True to its origins, this Parisian bistro stocks a healthy number of red wines to counteract all those high-fat cheese and meat offerings. But the so-called French Paradox isn't what Brasserie Les Halles is all about. Indeed the eatery, which highlights different regions of France such as the Loire Valley and Alsace-Lorraine, offers an exceptional number of vins blanc as well. Looking for something appropriately matched to the rabbit roasted in mustard sauce? A cool Chateau de Maimbray Sancerre is a good option. A little bubbly to celebrate a special occasion or maybe just to wash down a bowl of moules marinières? The 1990 Pommery Cuvée Louise is a delicious choice -- and priced at $165 is just a bit less expensive than other lists around town. Of course if you believe nothing fits a French bill like an order of steak frites and a glass of Bordeaux or Burgundy, then at Brasserie Les Halles you'll always be in the money.
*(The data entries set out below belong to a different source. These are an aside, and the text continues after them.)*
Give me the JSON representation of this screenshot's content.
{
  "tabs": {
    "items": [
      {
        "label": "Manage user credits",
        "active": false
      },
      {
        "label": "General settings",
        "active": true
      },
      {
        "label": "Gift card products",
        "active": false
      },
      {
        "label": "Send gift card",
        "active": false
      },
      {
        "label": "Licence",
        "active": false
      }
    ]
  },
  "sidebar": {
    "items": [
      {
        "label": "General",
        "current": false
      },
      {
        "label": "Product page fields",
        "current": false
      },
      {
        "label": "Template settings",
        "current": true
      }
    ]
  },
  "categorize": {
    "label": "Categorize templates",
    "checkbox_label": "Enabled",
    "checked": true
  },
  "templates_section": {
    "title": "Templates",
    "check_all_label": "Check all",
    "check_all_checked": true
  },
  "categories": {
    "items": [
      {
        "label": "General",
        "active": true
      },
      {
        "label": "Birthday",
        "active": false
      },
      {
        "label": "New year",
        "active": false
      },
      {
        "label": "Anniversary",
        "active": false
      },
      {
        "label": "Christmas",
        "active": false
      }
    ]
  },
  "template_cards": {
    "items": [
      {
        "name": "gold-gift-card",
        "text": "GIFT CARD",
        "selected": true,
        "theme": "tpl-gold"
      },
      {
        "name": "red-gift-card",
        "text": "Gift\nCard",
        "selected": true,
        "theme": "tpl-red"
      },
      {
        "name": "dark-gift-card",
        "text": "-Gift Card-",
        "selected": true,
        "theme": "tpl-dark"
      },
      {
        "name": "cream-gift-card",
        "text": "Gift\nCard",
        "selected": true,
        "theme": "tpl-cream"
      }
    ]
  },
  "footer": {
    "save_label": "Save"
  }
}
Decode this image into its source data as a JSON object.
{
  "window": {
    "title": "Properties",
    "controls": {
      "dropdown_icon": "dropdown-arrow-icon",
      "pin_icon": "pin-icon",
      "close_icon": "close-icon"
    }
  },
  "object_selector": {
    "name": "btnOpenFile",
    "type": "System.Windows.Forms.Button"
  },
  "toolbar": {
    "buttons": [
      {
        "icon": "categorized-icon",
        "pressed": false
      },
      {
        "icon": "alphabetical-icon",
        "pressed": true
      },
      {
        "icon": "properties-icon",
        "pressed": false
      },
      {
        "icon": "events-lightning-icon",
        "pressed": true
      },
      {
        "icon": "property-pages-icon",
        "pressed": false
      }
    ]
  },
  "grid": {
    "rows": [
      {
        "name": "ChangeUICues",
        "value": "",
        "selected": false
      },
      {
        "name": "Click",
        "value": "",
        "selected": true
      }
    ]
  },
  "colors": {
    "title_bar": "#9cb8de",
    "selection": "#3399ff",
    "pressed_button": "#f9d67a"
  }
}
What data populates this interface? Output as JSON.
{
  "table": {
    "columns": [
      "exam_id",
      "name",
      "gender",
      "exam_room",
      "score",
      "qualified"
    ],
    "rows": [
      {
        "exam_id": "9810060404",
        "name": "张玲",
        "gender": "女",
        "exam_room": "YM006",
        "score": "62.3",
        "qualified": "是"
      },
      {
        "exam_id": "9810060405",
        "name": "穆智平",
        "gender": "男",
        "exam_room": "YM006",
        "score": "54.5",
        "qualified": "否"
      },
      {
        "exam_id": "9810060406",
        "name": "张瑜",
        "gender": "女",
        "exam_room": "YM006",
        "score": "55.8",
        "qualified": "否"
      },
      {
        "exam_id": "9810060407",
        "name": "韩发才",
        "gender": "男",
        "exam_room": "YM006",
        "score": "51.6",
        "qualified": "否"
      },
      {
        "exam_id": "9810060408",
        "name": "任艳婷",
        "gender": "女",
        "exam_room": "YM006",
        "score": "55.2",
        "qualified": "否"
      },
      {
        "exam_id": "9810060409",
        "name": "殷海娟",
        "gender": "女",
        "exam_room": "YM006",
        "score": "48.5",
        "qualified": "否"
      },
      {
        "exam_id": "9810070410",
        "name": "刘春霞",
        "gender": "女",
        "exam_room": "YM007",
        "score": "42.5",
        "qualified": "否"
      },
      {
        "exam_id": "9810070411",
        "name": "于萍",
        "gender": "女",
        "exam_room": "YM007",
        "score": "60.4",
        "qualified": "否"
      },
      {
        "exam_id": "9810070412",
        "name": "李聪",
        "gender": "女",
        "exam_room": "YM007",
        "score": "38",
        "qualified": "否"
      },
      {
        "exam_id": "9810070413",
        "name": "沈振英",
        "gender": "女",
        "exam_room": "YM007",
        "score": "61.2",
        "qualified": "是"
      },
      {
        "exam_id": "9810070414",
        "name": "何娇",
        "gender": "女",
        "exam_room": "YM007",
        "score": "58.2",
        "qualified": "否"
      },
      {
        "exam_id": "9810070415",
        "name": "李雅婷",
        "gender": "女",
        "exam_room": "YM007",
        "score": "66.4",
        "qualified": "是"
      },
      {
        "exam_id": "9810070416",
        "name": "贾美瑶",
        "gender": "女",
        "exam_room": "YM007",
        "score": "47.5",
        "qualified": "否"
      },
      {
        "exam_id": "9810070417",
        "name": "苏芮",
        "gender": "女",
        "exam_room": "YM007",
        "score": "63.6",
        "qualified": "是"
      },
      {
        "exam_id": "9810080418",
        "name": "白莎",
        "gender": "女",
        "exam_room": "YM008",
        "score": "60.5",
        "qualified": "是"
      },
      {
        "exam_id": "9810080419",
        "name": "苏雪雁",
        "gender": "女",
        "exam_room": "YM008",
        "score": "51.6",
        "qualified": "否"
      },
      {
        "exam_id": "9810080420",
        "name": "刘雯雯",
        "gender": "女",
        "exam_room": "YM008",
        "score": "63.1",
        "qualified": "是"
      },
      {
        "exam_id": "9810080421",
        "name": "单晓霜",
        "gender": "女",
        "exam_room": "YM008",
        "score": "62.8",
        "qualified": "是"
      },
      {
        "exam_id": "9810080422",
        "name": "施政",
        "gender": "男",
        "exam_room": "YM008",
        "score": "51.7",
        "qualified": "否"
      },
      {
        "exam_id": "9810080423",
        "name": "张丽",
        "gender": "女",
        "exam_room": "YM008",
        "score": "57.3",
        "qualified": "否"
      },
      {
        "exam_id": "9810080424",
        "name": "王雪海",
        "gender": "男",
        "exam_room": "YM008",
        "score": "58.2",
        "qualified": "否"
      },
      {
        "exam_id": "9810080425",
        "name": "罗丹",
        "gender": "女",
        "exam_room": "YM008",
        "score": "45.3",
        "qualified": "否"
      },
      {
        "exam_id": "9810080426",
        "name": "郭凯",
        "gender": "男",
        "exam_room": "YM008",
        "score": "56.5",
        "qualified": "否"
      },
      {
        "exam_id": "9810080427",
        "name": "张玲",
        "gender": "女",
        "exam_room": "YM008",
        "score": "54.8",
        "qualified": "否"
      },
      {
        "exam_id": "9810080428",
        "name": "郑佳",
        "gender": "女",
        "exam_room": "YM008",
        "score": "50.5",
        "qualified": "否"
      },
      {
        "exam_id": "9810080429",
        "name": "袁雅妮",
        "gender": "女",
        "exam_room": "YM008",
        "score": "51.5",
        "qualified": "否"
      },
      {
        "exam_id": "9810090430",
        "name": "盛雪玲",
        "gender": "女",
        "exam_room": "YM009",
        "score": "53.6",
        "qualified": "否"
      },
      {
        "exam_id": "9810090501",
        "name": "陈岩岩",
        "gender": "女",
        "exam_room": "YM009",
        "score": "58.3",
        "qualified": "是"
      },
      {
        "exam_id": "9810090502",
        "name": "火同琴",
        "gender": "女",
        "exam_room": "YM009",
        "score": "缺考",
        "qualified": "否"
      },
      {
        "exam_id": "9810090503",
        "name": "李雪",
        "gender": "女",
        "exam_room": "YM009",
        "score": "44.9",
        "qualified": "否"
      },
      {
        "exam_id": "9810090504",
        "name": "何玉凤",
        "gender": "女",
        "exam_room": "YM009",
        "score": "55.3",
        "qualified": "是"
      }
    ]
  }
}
When they had their place called Norma's on Miami Beach, partners Delius Shirley and executive chef Cindy Hutson built a reputation as masters of Jamaican cuisine, in part because Delius's mom Norma was their mentor, and the tiny kitchen in the Lincoln Road eatery limited the number of ingredients that could be kept on hand. But when the pair moved their operation to Coral Gables a few seasons ago, the name changed and the menu expanded to reflect the possibilities of a larger work space. Now, says Hutson, liberated from whatever the category of Jamaican bistro might mean, she is giving culinary expression to a wider menu that she thinks of as "cuisine of the sun." That might include dishes with Asian or South American origins. But Hutson's basic culinary education remains Jamaican, the restaurant's coolly elegant décor is still Caribbean, and the food is still divine. Jerked pork and lamb patties are often on the menu, but so too are Thai dishes, or curries, or something from Colombia that calls for coconut milk or ginger. Ortanique, by the way, is a sweet hybrid citrus that comes from crossing an orange and a tangerine, a fitting symbol for a restaurant unlike any other.
We hereby present this new eatery with the ABS Award -- that being Anything But Starbucks. In this coffeehouse-blighted town any signs of new life must be encouraged. So go past the deli counter and up the stairs studded with circles of light. At the top you'll find the bookstore area, featuring regularly scheduled author readings and signings as well as ultrahip black-and-white décor. There are couches and animal-print recliners for lounging, or café-size tables and chairs for lounging and dining. Or sit outside under the umbrellas and watch the world go by. The usual lattes and cappuccinos are offered, and since this place is also a bar, so are Irish coffee and Caribbean Magic (involving light and dark rum). Let the hanging-out commence.

Best Of Miami®

Best Of Miami®